(Records shown)

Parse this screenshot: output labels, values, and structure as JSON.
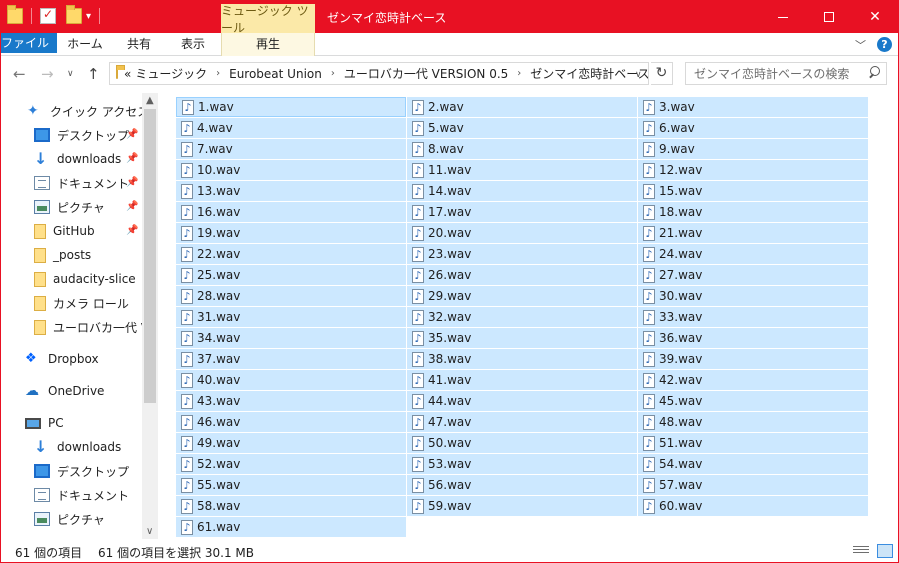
{
  "titlebar": {
    "tools_tab": "ミュージック ツール",
    "title": "ゼンマイ恋時計ベース"
  },
  "ribbon": {
    "tabs": [
      "ファイル",
      "ホーム",
      "共有",
      "表示",
      "再生"
    ]
  },
  "address": {
    "prefix": "«",
    "crumbs": [
      "ミュージック",
      "Eurobeat Union",
      "ユーロバカ一代 VERSION 0.5",
      "ゼンマイ恋時計ベース"
    ]
  },
  "search": {
    "placeholder": "ゼンマイ恋時計ベースの検索"
  },
  "sidebar": {
    "items": [
      {
        "label": "クイック アクセス"
      },
      {
        "label": "デスクトップ"
      },
      {
        "label": "downloads"
      },
      {
        "label": "ドキュメント"
      },
      {
        "label": "ピクチャ"
      },
      {
        "label": "GitHub"
      },
      {
        "label": "_posts"
      },
      {
        "label": "audacity-slice"
      },
      {
        "label": "カメラ ロール"
      },
      {
        "label": "ユーロバカ一代 VE"
      },
      {
        "label": "Dropbox"
      },
      {
        "label": "OneDrive"
      },
      {
        "label": "PC"
      },
      {
        "label": "downloads"
      },
      {
        "label": "デスクトップ"
      },
      {
        "label": "ドキュメント"
      },
      {
        "label": "ピクチャ"
      }
    ]
  },
  "files": [
    "1.wav",
    "2.wav",
    "3.wav",
    "4.wav",
    "5.wav",
    "6.wav",
    "7.wav",
    "8.wav",
    "9.wav",
    "10.wav",
    "11.wav",
    "12.wav",
    "13.wav",
    "14.wav",
    "15.wav",
    "16.wav",
    "17.wav",
    "18.wav",
    "19.wav",
    "20.wav",
    "21.wav",
    "22.wav",
    "23.wav",
    "24.wav",
    "25.wav",
    "26.wav",
    "27.wav",
    "28.wav",
    "29.wav",
    "30.wav",
    "31.wav",
    "32.wav",
    "33.wav",
    "34.wav",
    "35.wav",
    "36.wav",
    "37.wav",
    "38.wav",
    "39.wav",
    "40.wav",
    "41.wav",
    "42.wav",
    "43.wav",
    "44.wav",
    "45.wav",
    "46.wav",
    "47.wav",
    "48.wav",
    "49.wav",
    "50.wav",
    "51.wav",
    "52.wav",
    "53.wav",
    "54.wav",
    "55.wav",
    "56.wav",
    "57.wav",
    "58.wav",
    "59.wav",
    "60.wav",
    "61.wav"
  ],
  "status": {
    "count": "61 個の項目",
    "selected": "61 個の項目を選択  30.1 MB"
  },
  "colors": {
    "titlebar": "#e81123",
    "file_tab": "#1979ca",
    "selection": "#cce8ff"
  }
}
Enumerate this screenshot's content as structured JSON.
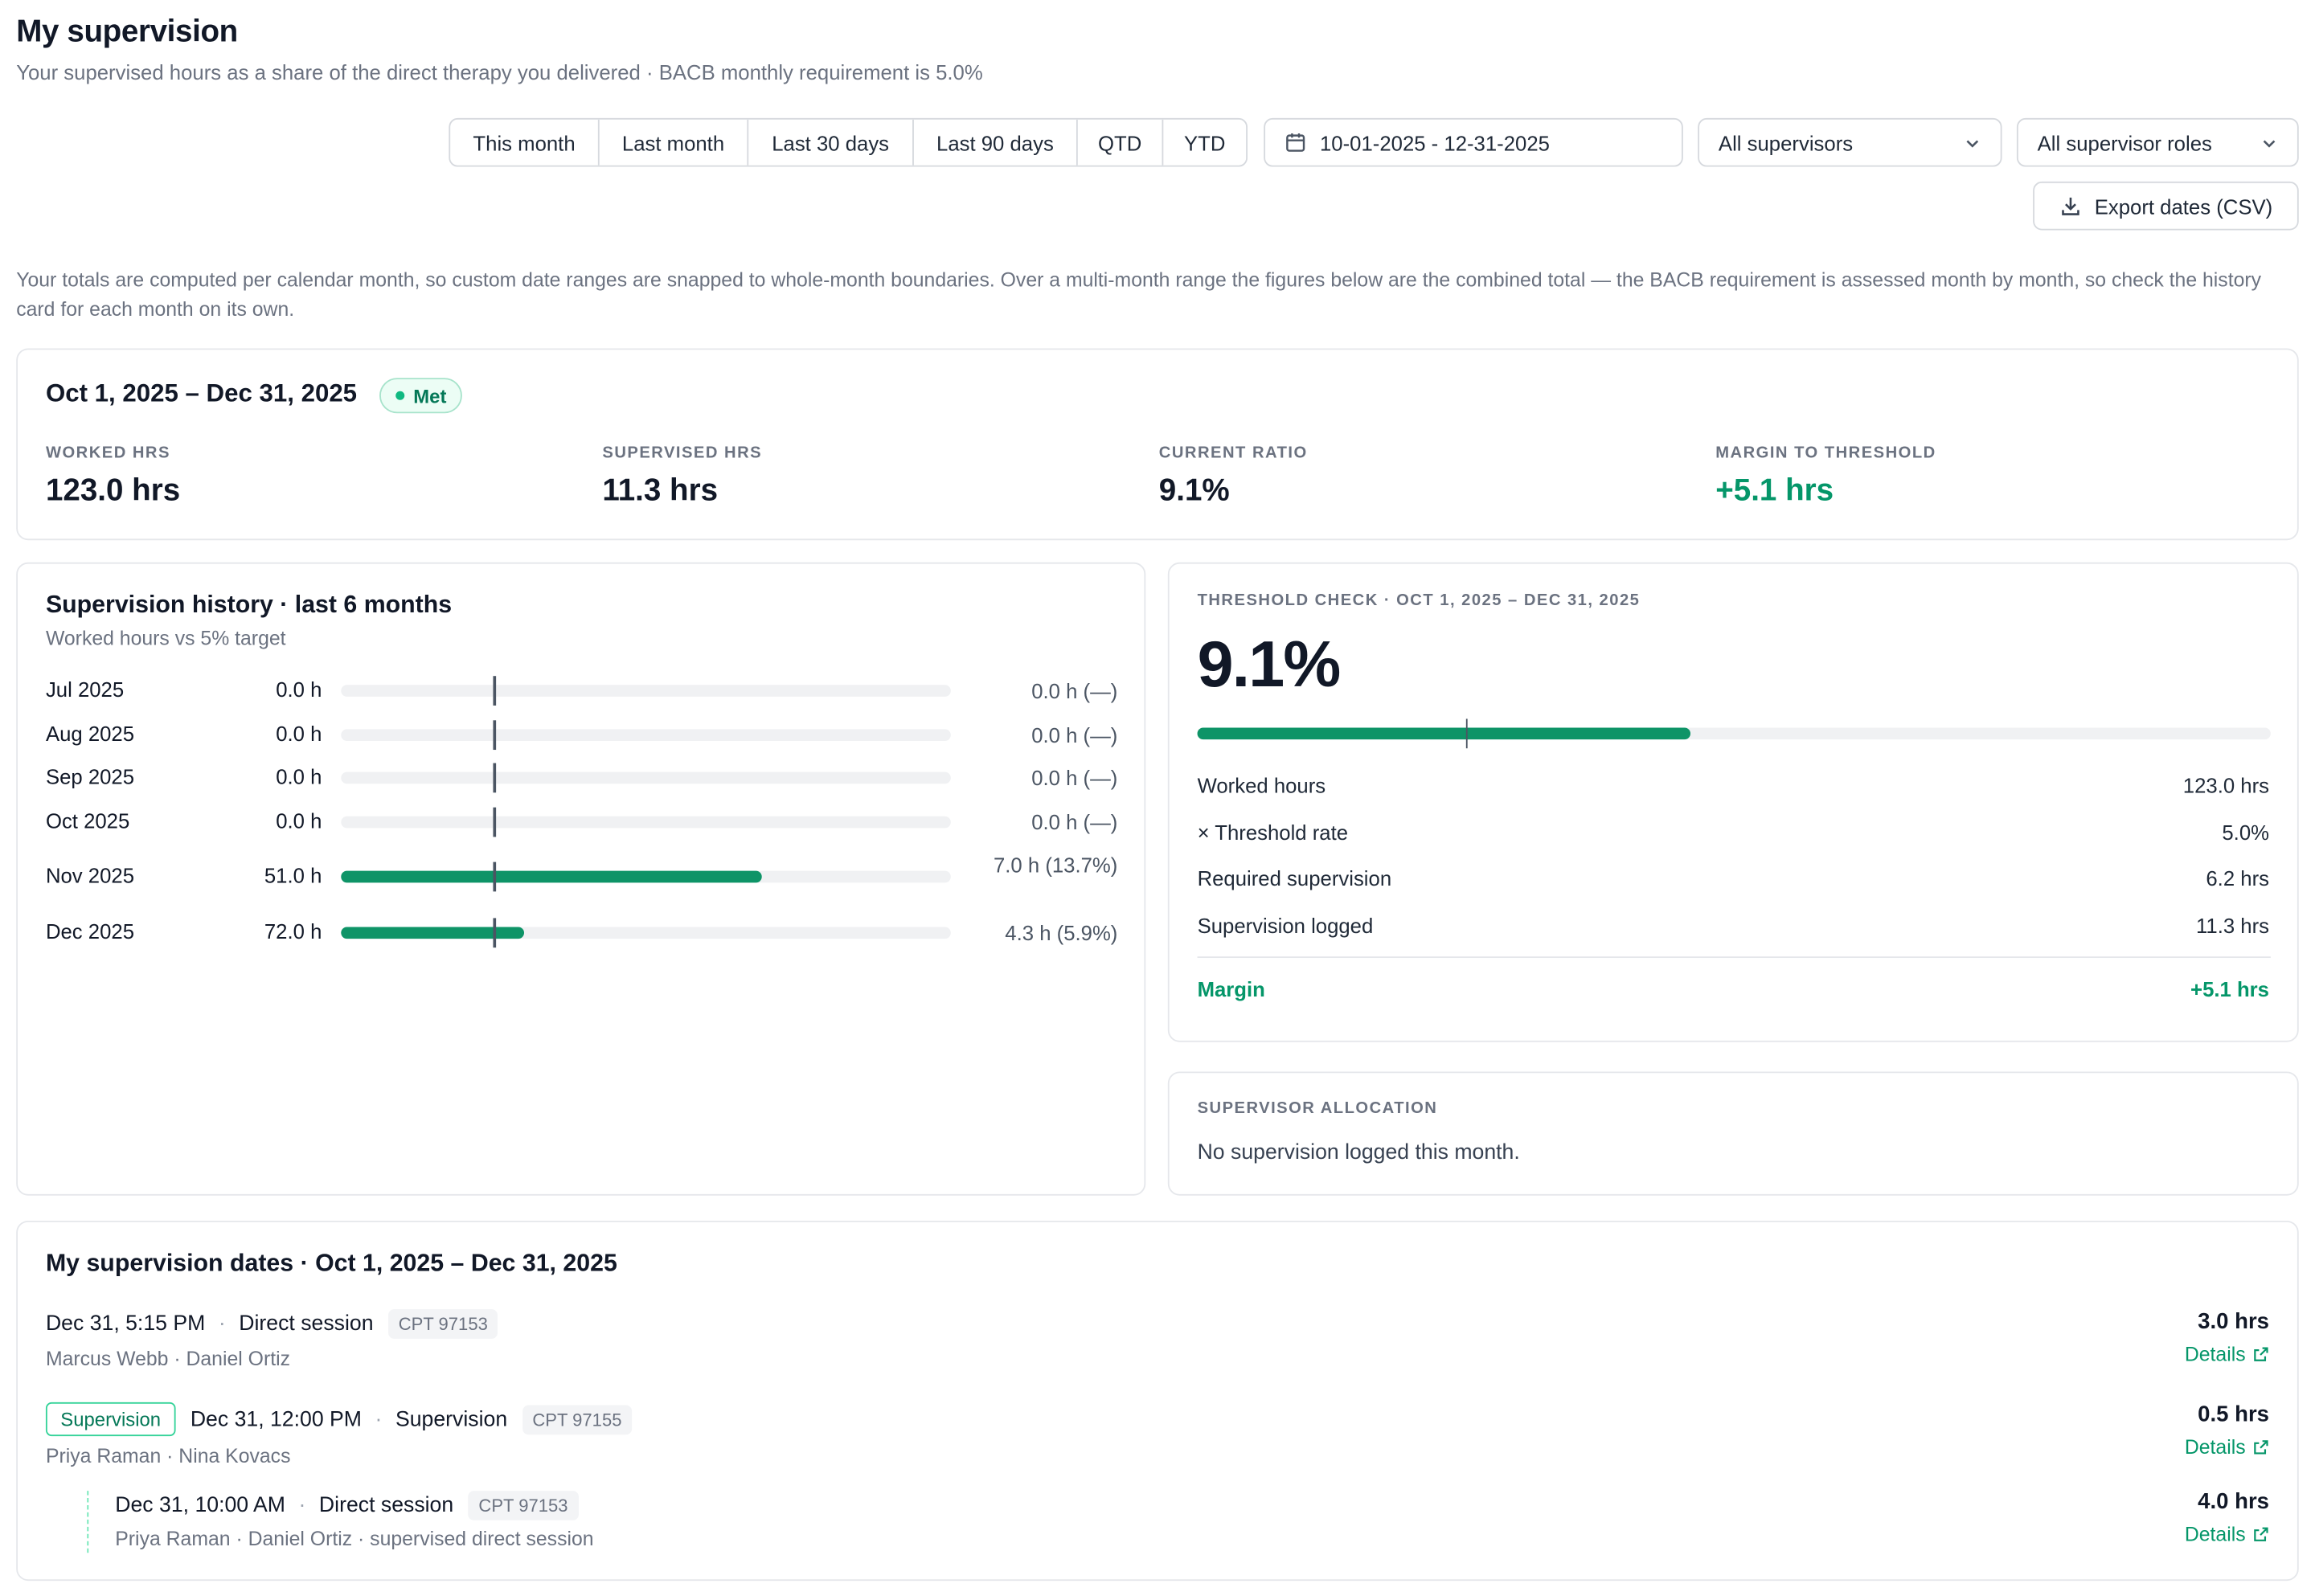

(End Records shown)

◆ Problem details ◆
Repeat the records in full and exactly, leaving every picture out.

◆ Solution to the exercise ◆
Parse this screenshot: output labels, values, and structure as JSON.
{
  "titlebar": {
    "tools_tab": "ミュージック ツール",
    "title": "ゼンマイ恋時計ベース"
  },
  "ribbon": {
    "tabs": [
      "ファイル",
      "ホーム",
      "共有",
      "表示",
      "再生"
    ]
  },
  "address": {
    "prefix": "«",
    "crumbs": [
      "ミュージック",
      "Eurobeat Union",
      "ユーロバカ一代 VERSION 0.5",
      "ゼンマイ恋時計ベース"
    ]
  },
  "search": {
    "placeholder": "ゼンマイ恋時計ベースの検索"
  },
  "sidebar": {
    "items": [
      {
        "label": "クイック アクセス"
      },
      {
        "label": "デスクトップ"
      },
      {
        "label": "downloads"
      },
      {
        "label": "ドキュメント"
      },
      {
        "label": "ピクチャ"
      },
      {
        "label": "GitHub"
      },
      {
        "label": "_posts"
      },
      {
        "label": "audacity-slice"
      },
      {
        "label": "カメラ ロール"
      },
      {
        "label": "ユーロバカ一代 VE"
      },
      {
        "label": "Dropbox"
      },
      {
        "label": "OneDrive"
      },
      {
        "label": "PC"
      },
      {
        "label": "downloads"
      },
      {
        "label": "デスクトップ"
      },
      {
        "label": "ドキュメント"
      },
      {
        "label": "ピクチャ"
      }
    ]
  },
  "files": [
    "1.wav",
    "2.wav",
    "3.wav",
    "4.wav",
    "5.wav",
    "6.wav",
    "7.wav",
    "8.wav",
    "9.wav",
    "10.wav",
    "11.wav",
    "12.wav",
    "13.wav",
    "14.wav",
    "15.wav",
    "16.wav",
    "17.wav",
    "18.wav",
    "19.wav",
    "20.wav",
    "21.wav",
    "22.wav",
    "23.wav",
    "24.wav",
    "25.wav",
    "26.wav",
    "27.wav",
    "28.wav",
    "29.wav",
    "30.wav",
    "31.wav",
    "32.wav",
    "33.wav",
    "34.wav",
    "35.wav",
    "36.wav",
    "37.wav",
    "38.wav",
    "39.wav",
    "40.wav",
    "41.wav",
    "42.wav",
    "43.wav",
    "44.wav",
    "45.wav",
    "46.wav",
    "47.wav",
    "48.wav",
    "49.wav",
    "50.wav",
    "51.wav",
    "52.wav",
    "53.wav",
    "54.wav",
    "55.wav",
    "56.wav",
    "57.wav",
    "58.wav",
    "59.wav",
    "60.wav",
    "61.wav"
  ],
  "status": {
    "count": "61 個の項目",
    "selected": "61 個の項目を選択  30.1 MB"
  },
  "colors": {
    "titlebar": "#e81123",
    "file_tab": "#1979ca",
    "selection": "#cce8ff"
  }
}
Enumerate this screenshot's content as structured JSON.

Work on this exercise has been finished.